Text Anna Ivanova
Russian Federation is a diverse and multicultural country. All nations are bound together in one or another way. Even though I was born in the central part of Russia, I have always dreamed of visiting the Caucasus. When sharing this desire with my family and friends, their reaction was ranging from “Hey wanna be wiped out there?” to “You will be sold to slavery!”. Yes, stereotypes are still alive and kicking.
If you are a little bit acquainted with the relations between central Russia and the Caucasus, you might be aware they have always been a little bit fiery. From the very beginning, when the Caucasus was conquered by the Russian Empire, till now. The modern Caucasus is largely a product of imperial and Soviet history. People from the Caucasus are known as Highlanders. There are even jokes that the mountain air has made them the way they are: fearless, courageous, risky but also pepperish. European laws are unnatural for their nature. Such laws are not perceived by many and therefore violated. The Caucasian people (and especially the Vainakhs) need laws that are understood and respected by the people. For them, this is sharia.

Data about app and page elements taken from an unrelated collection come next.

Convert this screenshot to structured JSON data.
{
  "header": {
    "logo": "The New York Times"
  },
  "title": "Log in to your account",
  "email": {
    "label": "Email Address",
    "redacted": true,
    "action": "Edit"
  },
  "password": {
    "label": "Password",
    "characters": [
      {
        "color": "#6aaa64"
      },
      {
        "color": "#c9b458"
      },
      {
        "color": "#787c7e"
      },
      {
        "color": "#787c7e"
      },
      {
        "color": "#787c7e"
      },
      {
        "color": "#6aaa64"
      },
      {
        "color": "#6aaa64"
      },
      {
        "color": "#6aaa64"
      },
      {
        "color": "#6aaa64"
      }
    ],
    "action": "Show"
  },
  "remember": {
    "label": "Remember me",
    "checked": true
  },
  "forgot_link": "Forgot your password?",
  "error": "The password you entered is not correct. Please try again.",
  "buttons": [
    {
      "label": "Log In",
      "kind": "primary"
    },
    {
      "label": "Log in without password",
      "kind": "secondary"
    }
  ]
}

My dream of visiting the Caucasus came true in April 2018. I was working at the World Festival of Youth and Students in 2017 and made friends with a girl from Chechnya. She invited me to participate in the students’ forum in the Caucasus. I was on the cloud nine and ready for new adventures.

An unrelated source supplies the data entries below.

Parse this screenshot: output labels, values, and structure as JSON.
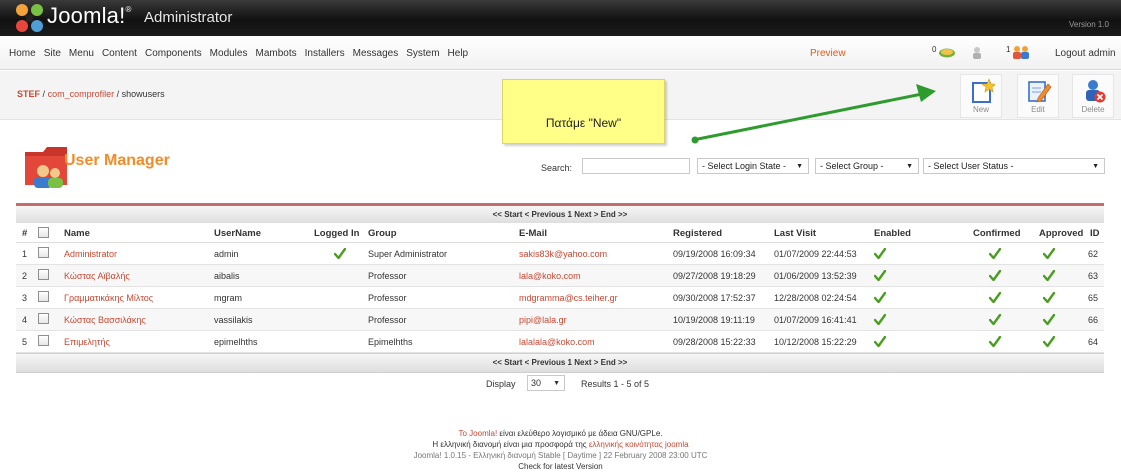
{
  "app": {
    "logo_text": "Joomla!",
    "logo_sup": "®",
    "admin_label": "Administrator",
    "version_label": "Version 1.0"
  },
  "menu": {
    "items": [
      "Home",
      "Site",
      "Menu",
      "Content",
      "Components",
      "Modules",
      "Mambots",
      "Installers",
      "Messages",
      "System",
      "Help"
    ],
    "preview": "Preview",
    "messages_count": "0",
    "users_online_count": "1",
    "logout": "Logout admin"
  },
  "breadcrumb": {
    "root": "STEF",
    "component": "com_comprofiler",
    "page": "showusers",
    "separator": "/"
  },
  "annotation": {
    "text": "Πατάμε \"New\"",
    "note_color": "#ffff88",
    "arrow_color": "#2e9b2e"
  },
  "toolbar": {
    "new_label": "New",
    "edit_label": "Edit",
    "delete_label": "Delete"
  },
  "page": {
    "title": "User Manager",
    "title_color": "#f28c28"
  },
  "filters": {
    "search_label": "Search:",
    "search_value": "",
    "login_state": "- Select Login State -",
    "group": "- Select Group -",
    "user_status": "- Select User Status -"
  },
  "pagination": {
    "text": "<< Start < Previous 1 Next > End >>",
    "display_label": "Display",
    "display_value": "30",
    "results_text": "Results 1 - 5 of 5"
  },
  "table": {
    "columns": {
      "num": "#",
      "name": "Name",
      "username": "UserName",
      "logged_in": "Logged In",
      "group": "Group",
      "email": "E-Mail",
      "registered": "Registered",
      "last_visit": "Last Visit",
      "enabled": "Enabled",
      "confirmed": "Confirmed",
      "approved": "Approved",
      "id": "ID"
    },
    "rows": [
      {
        "num": "1",
        "name": "Administrator",
        "username": "admin",
        "logged_in": true,
        "group": "Super Administrator",
        "email": "sakis83k@yahoo.com",
        "registered": "09/19/2008 16:09:34",
        "last_visit": "01/07/2009 22:44:53",
        "enabled": true,
        "confirmed": true,
        "approved": true,
        "id": "62"
      },
      {
        "num": "2",
        "name": "Κώστας Αϊβαλής",
        "username": "aibalis",
        "logged_in": false,
        "group": "Professor",
        "email": "lala@koko.com",
        "registered": "09/27/2008 19:18:29",
        "last_visit": "01/06/2009 13:52:39",
        "enabled": true,
        "confirmed": true,
        "approved": true,
        "id": "63"
      },
      {
        "num": "3",
        "name": "Γραμματικάκης Μίλτος",
        "username": "mgram",
        "logged_in": false,
        "group": "Professor",
        "email": "mdgramma@cs.teiher.gr",
        "registered": "09/30/2008 17:52:37",
        "last_visit": "12/28/2008 02:24:54",
        "enabled": true,
        "confirmed": true,
        "approved": true,
        "id": "65"
      },
      {
        "num": "4",
        "name": "Κώστας Βασσιλάκης",
        "username": "vassilakis",
        "logged_in": false,
        "group": "Professor",
        "email": "pipi@lala.gr",
        "registered": "10/19/2008 19:11:19",
        "last_visit": "01/07/2009 16:41:41",
        "enabled": true,
        "confirmed": true,
        "approved": true,
        "id": "66"
      },
      {
        "num": "5",
        "name": "Επιμελητής",
        "username": "epimelhths",
        "logged_in": false,
        "group": "Epimelhths",
        "email": "lalalala@koko.com",
        "registered": "09/28/2008 15:22:33",
        "last_visit": "10/12/2008 15:22:29",
        "enabled": true,
        "confirmed": true,
        "approved": true,
        "id": "64"
      }
    ]
  },
  "footer": {
    "line1_link": "Το Joomla!",
    "line1_rest": "είναι ελεύθερο λογισμικό με άδεια GNU/GPLe.",
    "line2_start": "Η ελληνική διανομή είναι μια προσφορά της",
    "line2_link": "ελληνικής κοινότητας joomla",
    "line3": "Joomla! 1.0.15 - Ελληνική διανομή Stable [ Daytime ] 22 February 2008 23:00 UTC",
    "line4": "Check for latest Version"
  },
  "colors": {
    "link": "#c64934",
    "check": "#4a9e1f",
    "table_accent": "#c76c6c"
  }
}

Guided by the principle “when in Rome do as the Romans do”, I left my jeans at home and took more long skirts. I stopped using dark humor: you better not sarcasm. It is not allowed to raise some topics in conversations. It is not permissible for a man to touch a woman’s face or hands.
Before coming there, I had quite a lot of stereotypes about the Caucasus natives (judging by the stories of friends and the behavior of those guys in Moscow). Fortunately, they didn’t come true at all! I was surrounded by people who honor the traditions of their ancestors and respect others. They do not just talk about honor and dignity, but they show this by example. Truly admirable.
Hospitality in the Caucasus is considered almost the most important adat (Caucasian law). Caucasians are proud to follow this ancient custom of hospitality. There are many not only sayings about also legends dedicated to this. Old people used to say, “No guests, no goodwill”. Moreover, each house (especially in the countryside) has a “guest room”, which is always ready to be occupied.
The Caucasus is definitely a place worth visiting. Not better, not worse. Just different. An integral and essential part of Russia with its own uniqueness.